= EXERCISE BRIEF =
Below are the records; reproduce all of them exactly but without any images.

Stored items
****

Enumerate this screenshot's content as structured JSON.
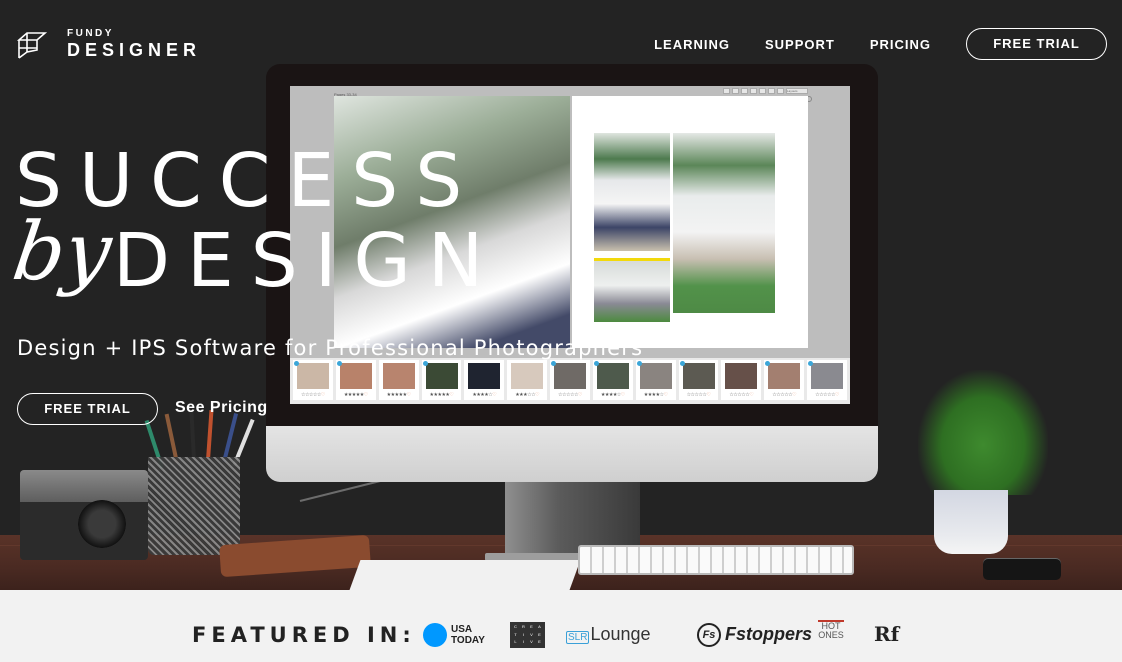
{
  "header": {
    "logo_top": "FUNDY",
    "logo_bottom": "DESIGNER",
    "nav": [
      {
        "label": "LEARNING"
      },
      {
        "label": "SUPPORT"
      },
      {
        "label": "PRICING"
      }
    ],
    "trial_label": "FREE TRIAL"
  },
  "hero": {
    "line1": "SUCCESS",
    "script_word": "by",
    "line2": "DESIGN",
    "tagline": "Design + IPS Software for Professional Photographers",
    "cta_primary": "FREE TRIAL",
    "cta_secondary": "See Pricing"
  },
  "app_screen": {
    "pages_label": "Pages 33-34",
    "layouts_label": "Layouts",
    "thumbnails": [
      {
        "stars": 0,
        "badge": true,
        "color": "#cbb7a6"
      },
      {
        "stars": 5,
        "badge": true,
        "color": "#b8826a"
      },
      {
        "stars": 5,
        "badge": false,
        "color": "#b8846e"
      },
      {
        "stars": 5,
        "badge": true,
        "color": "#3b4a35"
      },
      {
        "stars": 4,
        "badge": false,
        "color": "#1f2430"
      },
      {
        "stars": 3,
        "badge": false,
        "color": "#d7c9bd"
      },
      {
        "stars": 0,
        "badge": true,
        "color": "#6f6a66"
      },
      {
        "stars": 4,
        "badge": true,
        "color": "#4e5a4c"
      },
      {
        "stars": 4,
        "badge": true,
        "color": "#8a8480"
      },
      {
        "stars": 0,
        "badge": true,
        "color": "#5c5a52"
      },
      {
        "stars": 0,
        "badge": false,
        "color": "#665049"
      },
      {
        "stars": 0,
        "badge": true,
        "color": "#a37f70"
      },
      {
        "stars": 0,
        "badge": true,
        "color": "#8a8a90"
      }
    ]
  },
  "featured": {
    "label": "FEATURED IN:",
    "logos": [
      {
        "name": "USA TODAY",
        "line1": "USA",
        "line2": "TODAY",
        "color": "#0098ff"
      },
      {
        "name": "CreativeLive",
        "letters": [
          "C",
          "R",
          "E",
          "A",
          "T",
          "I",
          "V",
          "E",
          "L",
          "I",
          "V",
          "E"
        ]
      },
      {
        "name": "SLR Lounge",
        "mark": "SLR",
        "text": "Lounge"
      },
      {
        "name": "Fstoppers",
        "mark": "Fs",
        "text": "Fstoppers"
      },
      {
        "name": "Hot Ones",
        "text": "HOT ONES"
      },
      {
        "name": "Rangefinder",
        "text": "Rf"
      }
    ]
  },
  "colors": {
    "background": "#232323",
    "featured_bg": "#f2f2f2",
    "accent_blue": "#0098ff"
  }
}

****

= ANSWER SPACE =
Enumerate this screenshot's content as structured JSON.
{
  "header": {
    "logo_top": "FUNDY",
    "logo_bottom": "DESIGNER",
    "nav": [
      {
        "label": "LEARNING"
      },
      {
        "label": "SUPPORT"
      },
      {
        "label": "PRICING"
      }
    ],
    "trial_label": "FREE TRIAL"
  },
  "hero": {
    "line1": "SUCCESS",
    "script_word": "by",
    "line2": "DESIGN",
    "tagline": "Design + IPS Software for Professional Photographers",
    "cta_primary": "FREE TRIAL",
    "cta_secondary": "See Pricing"
  },
  "app_screen": {
    "pages_label": "Pages 33-34",
    "layouts_label": "Layouts",
    "thumbnails": [
      {
        "stars": 0,
        "badge": true,
        "color": "#cbb7a6"
      },
      {
        "stars": 5,
        "badge": true,
        "color": "#b8826a"
      },
      {
        "stars": 5,
        "badge": false,
        "color": "#b8846e"
      },
      {
        "stars": 5,
        "badge": true,
        "color": "#3b4a35"
      },
      {
        "stars": 4,
        "badge": false,
        "color": "#1f2430"
      },
      {
        "stars": 3,
        "badge": false,
        "color": "#d7c9bd"
      },
      {
        "stars": 0,
        "badge": true,
        "color": "#6f6a66"
      },
      {
        "stars": 4,
        "badge": true,
        "color": "#4e5a4c"
      },
      {
        "stars": 4,
        "badge": true,
        "color": "#8a8480"
      },
      {
        "stars": 0,
        "badge": true,
        "color": "#5c5a52"
      },
      {
        "stars": 0,
        "badge": false,
        "color": "#665049"
      },
      {
        "stars": 0,
        "badge": true,
        "color": "#a37f70"
      },
      {
        "stars": 0,
        "badge": true,
        "color": "#8a8a90"
      }
    ]
  },
  "featured": {
    "label": "FEATURED IN:",
    "logos": [
      {
        "name": "USA TODAY",
        "line1": "USA",
        "line2": "TODAY",
        "color": "#0098ff"
      },
      {
        "name": "CreativeLive",
        "letters": [
          "C",
          "R",
          "E",
          "A",
          "T",
          "I",
          "V",
          "E",
          "L",
          "I",
          "V",
          "E"
        ]
      },
      {
        "name": "SLR Lounge",
        "mark": "SLR",
        "text": "Lounge"
      },
      {
        "name": "Fstoppers",
        "mark": "Fs",
        "text": "Fstoppers"
      },
      {
        "name": "Hot Ones",
        "text": "HOT ONES"
      },
      {
        "name": "Rangefinder",
        "text": "Rf"
      }
    ]
  },
  "colors": {
    "background": "#232323",
    "featured_bg": "#f2f2f2",
    "accent_blue": "#0098ff"
  }
}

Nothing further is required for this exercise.